* **Work instructions**: Copy each record exactly and skip its pictures.

Records excerpted from a collection:
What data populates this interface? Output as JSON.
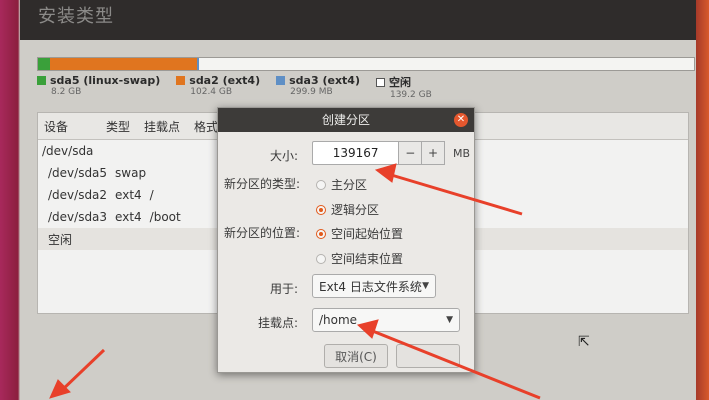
{
  "window_title": "安装类型",
  "partition_bar": {
    "segments": [
      {
        "fraction": 0.018,
        "color": "#3aa03a"
      },
      {
        "fraction": 0.225,
        "color": "#e0751f"
      },
      {
        "fraction": 0.002,
        "color": "#5f8fc5"
      },
      {
        "fraction": 0.755,
        "color": "#f4f4f2"
      }
    ]
  },
  "legend": [
    {
      "name": "sda5 (linux-swap)",
      "size": "8.2 GB",
      "color": "#3aa03a"
    },
    {
      "name": "sda2 (ext4)",
      "size": "102.4 GB",
      "color": "#e0751f"
    },
    {
      "name": "sda3 (ext4)",
      "size": "299.9 MB",
      "color": "#5f8fc5"
    },
    {
      "name": "空闲",
      "size": "139.2 GB",
      "color": "#ffffff"
    }
  ],
  "table": {
    "headers": [
      "设备",
      "类型",
      "挂载点",
      "格式化"
    ],
    "rows": [
      {
        "device": "/dev/sda",
        "type": "",
        "mount": ""
      },
      {
        "device": "/dev/sda5",
        "type": "swap",
        "mount": ""
      },
      {
        "device": "/dev/sda2",
        "type": "ext4",
        "mount": "/"
      },
      {
        "device": "/dev/sda3",
        "type": "ext4",
        "mount": "/boot"
      },
      {
        "device": "空闲",
        "type": "",
        "mount": ""
      }
    ]
  },
  "dialog": {
    "title": "创建分区",
    "size_label": "大小:",
    "size_value": "139167",
    "minus": "−",
    "plus": "+",
    "unit": "MB",
    "type_label": "新分区的类型:",
    "type_options": [
      "主分区",
      "逻辑分区"
    ],
    "type_selected": 1,
    "location_label": "新分区的位置:",
    "location_options": [
      "空间起始位置",
      "空间结束位置"
    ],
    "location_selected": 0,
    "use_label": "用于:",
    "use_value": "Ext4 日志文件系统",
    "mount_label": "挂载点:",
    "mount_value": "/home",
    "cancel_label": "取消(C)"
  },
  "colors": {
    "accent": "#e25a1c",
    "annotation_arrow": "#e8402a"
  }
}
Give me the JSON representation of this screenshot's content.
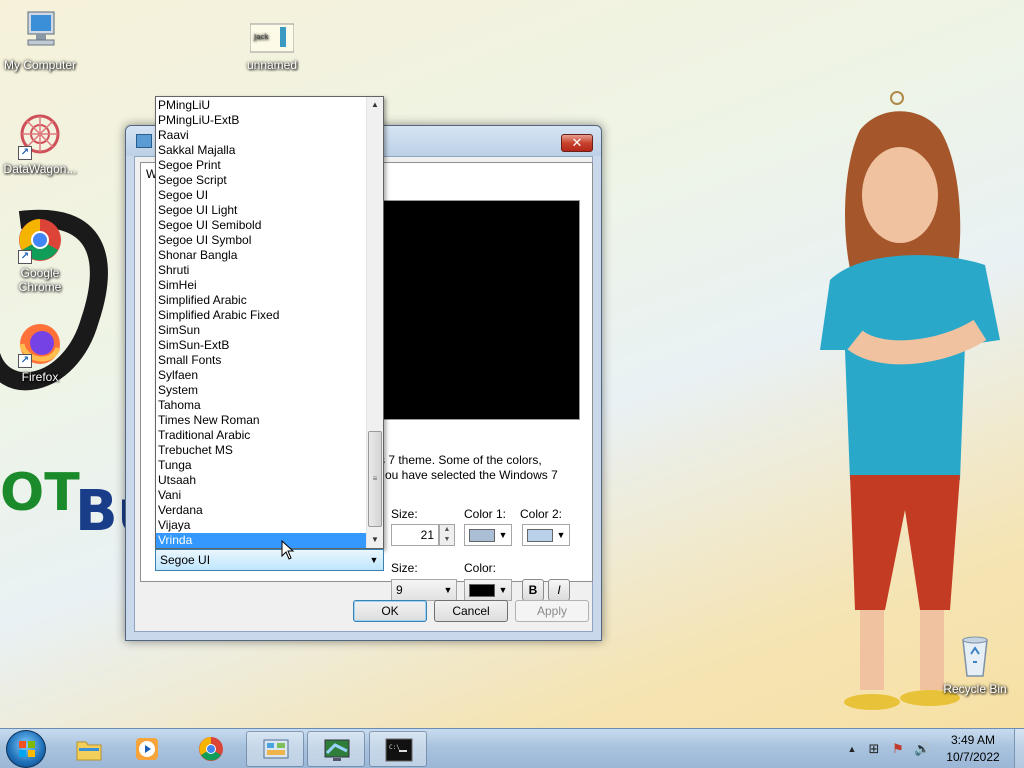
{
  "desktop": {
    "icons": [
      {
        "label": "My Computer",
        "icon": "computer-icon"
      },
      {
        "label": "unnamed",
        "icon": "image-file-icon"
      },
      {
        "label": "DataWagon...",
        "icon": "datawagon-icon"
      },
      {
        "label": "Google Chrome",
        "icon": "chrome-icon"
      },
      {
        "label": "Firefox",
        "icon": "firefox-icon"
      },
      {
        "label": "Recycle Bin",
        "icon": "recycle-bin-icon"
      }
    ]
  },
  "dialog": {
    "close_label": "✕",
    "tab_head": "W",
    "description_line1": "s 7 theme.  Some of the colors,",
    "description_line2": "ou have selected the Windows 7",
    "item_row": {
      "size_label": "Size:",
      "size_value": "21",
      "color1_label": "Color 1:",
      "color2_label": "Color 2:",
      "color1": "#aabed6",
      "color2": "#b9d1ea"
    },
    "font_row": {
      "font_value": "Segoe UI",
      "size_label": "Size:",
      "size_value": "9",
      "color_label": "Color:",
      "color": "#000000",
      "bold_label": "B",
      "italic_label": "I"
    },
    "buttons": {
      "ok": "OK",
      "cancel": "Cancel",
      "apply": "Apply"
    }
  },
  "font_list": {
    "items": [
      "PMingLiU",
      "PMingLiU-ExtB",
      "Raavi",
      "Sakkal Majalla",
      "Segoe Print",
      "Segoe Script",
      "Segoe UI",
      "Segoe UI Light",
      "Segoe UI Semibold",
      "Segoe UI Symbol",
      "Shonar Bangla",
      "Shruti",
      "SimHei",
      "Simplified Arabic",
      "Simplified Arabic Fixed",
      "SimSun",
      "SimSun-ExtB",
      "Small Fonts",
      "Sylfaen",
      "System",
      "Tahoma",
      "Times New Roman",
      "Traditional Arabic",
      "Trebuchet MS",
      "Tunga",
      "Utsaah",
      "Vani",
      "Verdana",
      "Vijaya",
      "Vrinda"
    ],
    "selected": "Vrinda"
  },
  "taskbar": {
    "items": [
      {
        "icon": "explorer-icon",
        "active": false
      },
      {
        "icon": "media-player-icon",
        "active": false
      },
      {
        "icon": "chrome-icon",
        "active": false
      },
      {
        "icon": "control-panel-icon",
        "active": true
      },
      {
        "icon": "display-settings-icon",
        "active": true
      },
      {
        "icon": "command-prompt-icon",
        "active": true
      }
    ],
    "clock": {
      "time": "3:49 AM",
      "date": "10/7/2022"
    }
  }
}
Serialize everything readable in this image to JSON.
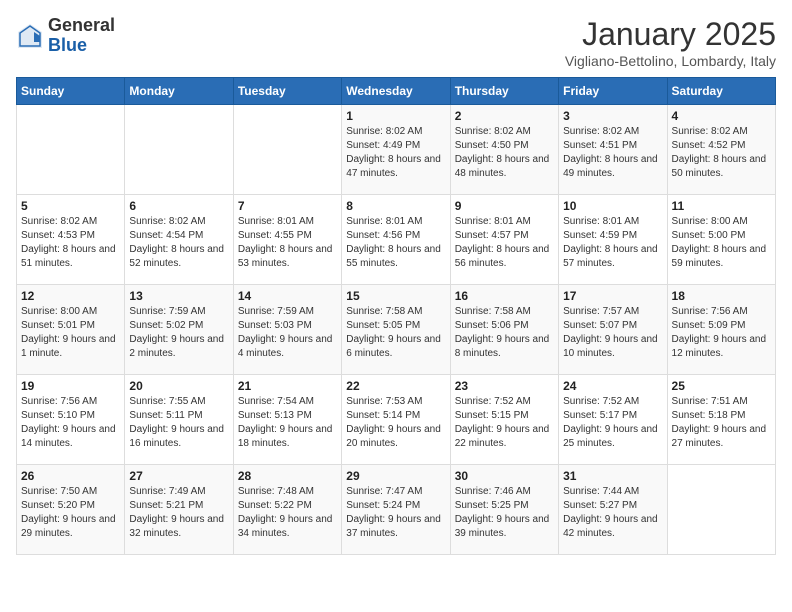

* **Answer to this problem**:
What data populates this interface? Output as JSON.
{
  "window_title": "安装类型",
  "partition_bar": {
    "segments": [
      {
        "fraction": 0.018,
        "color": "#3aa03a"
      },
      {
        "fraction": 0.225,
        "color": "#e0751f"
      },
      {
        "fraction": 0.002,
        "color": "#5f8fc5"
      },
      {
        "fraction": 0.755,
        "color": "#f4f4f2"
      }
    ]
  },
  "legend": [
    {
      "name": "sda5 (linux-swap)",
      "size": "8.2 GB",
      "color": "#3aa03a"
    },
    {
      "name": "sda2 (ext4)",
      "size": "102.4 GB",
      "color": "#e0751f"
    },
    {
      "name": "sda3 (ext4)",
      "size": "299.9 MB",
      "color": "#5f8fc5"
    },
    {
      "name": "空闲",
      "size": "139.2 GB",
      "color": "#ffffff"
    }
  ],
  "table": {
    "headers": [
      "设备",
      "类型",
      "挂载点",
      "格式化"
    ],
    "rows": [
      {
        "device": "/dev/sda",
        "type": "",
        "mount": ""
      },
      {
        "device": "/dev/sda5",
        "type": "swap",
        "mount": ""
      },
      {
        "device": "/dev/sda2",
        "type": "ext4",
        "mount": "/"
      },
      {
        "device": "/dev/sda3",
        "type": "ext4",
        "mount": "/boot"
      },
      {
        "device": "空闲",
        "type": "",
        "mount": ""
      }
    ]
  },
  "dialog": {
    "title": "创建分区",
    "size_label": "大小:",
    "size_value": "139167",
    "minus": "−",
    "plus": "+",
    "unit": "MB",
    "type_label": "新分区的类型:",
    "type_options": [
      "主分区",
      "逻辑分区"
    ],
    "type_selected": 1,
    "location_label": "新分区的位置:",
    "location_options": [
      "空间起始位置",
      "空间结束位置"
    ],
    "location_selected": 0,
    "use_label": "用于:",
    "use_value": "Ext4 日志文件系统",
    "mount_label": "挂载点:",
    "mount_value": "/home",
    "cancel_label": "取消(C)"
  },
  "colors": {
    "accent": "#e25a1c",
    "annotation_arrow": "#e8402a"
  }
}
Give me the JSON representation of this screenshot's content.
{
  "desktop": {
    "icons": [
      {
        "label": "My Computer",
        "icon": "computer-icon"
      },
      {
        "label": "unnamed",
        "icon": "image-file-icon"
      },
      {
        "label": "DataWagon...",
        "icon": "datawagon-icon"
      },
      {
        "label": "Google Chrome",
        "icon": "chrome-icon"
      },
      {
        "label": "Firefox",
        "icon": "firefox-icon"
      },
      {
        "label": "Recycle Bin",
        "icon": "recycle-bin-icon"
      }
    ]
  },
  "dialog": {
    "close_label": "✕",
    "tab_head": "W",
    "description_line1": "s 7 theme.  Some of the colors,",
    "description_line2": "ou have selected the Windows 7",
    "item_row": {
      "size_label": "Size:",
      "size_value": "21",
      "color1_label": "Color 1:",
      "color2_label": "Color 2:",
      "color1": "#aabed6",
      "color2": "#b9d1ea"
    },
    "font_row": {
      "font_value": "Segoe UI",
      "size_label": "Size:",
      "size_value": "9",
      "color_label": "Color:",
      "color": "#000000",
      "bold_label": "B",
      "italic_label": "I"
    },
    "buttons": {
      "ok": "OK",
      "cancel": "Cancel",
      "apply": "Apply"
    }
  },
  "font_list": {
    "items": [
      "PMingLiU",
      "PMingLiU-ExtB",
      "Raavi",
      "Sakkal Majalla",
      "Segoe Print",
      "Segoe Script",
      "Segoe UI",
      "Segoe UI Light",
      "Segoe UI Semibold",
      "Segoe UI Symbol",
      "Shonar Bangla",
      "Shruti",
      "SimHei",
      "Simplified Arabic",
      "Simplified Arabic Fixed",
      "SimSun",
      "SimSun-ExtB",
      "Small Fonts",
      "Sylfaen",
      "System",
      "Tahoma",
      "Times New Roman",
      "Traditional Arabic",
      "Trebuchet MS",
      "Tunga",
      "Utsaah",
      "Vani",
      "Verdana",
      "Vijaya",
      "Vrinda"
    ],
    "selected": "Vrinda"
  },
  "taskbar": {
    "items": [
      {
        "icon": "explorer-icon",
        "active": false
      },
      {
        "icon": "media-player-icon",
        "active": false
      },
      {
        "icon": "chrome-icon",
        "active": false
      },
      {
        "icon": "control-panel-icon",
        "active": true
      },
      {
        "icon": "display-settings-icon",
        "active": true
      },
      {
        "icon": "command-prompt-icon",
        "active": true
      }
    ],
    "clock": {
      "time": "3:49 AM",
      "date": "10/7/2022"
    }
  }
}
Serialize everything readable in this image to JSON.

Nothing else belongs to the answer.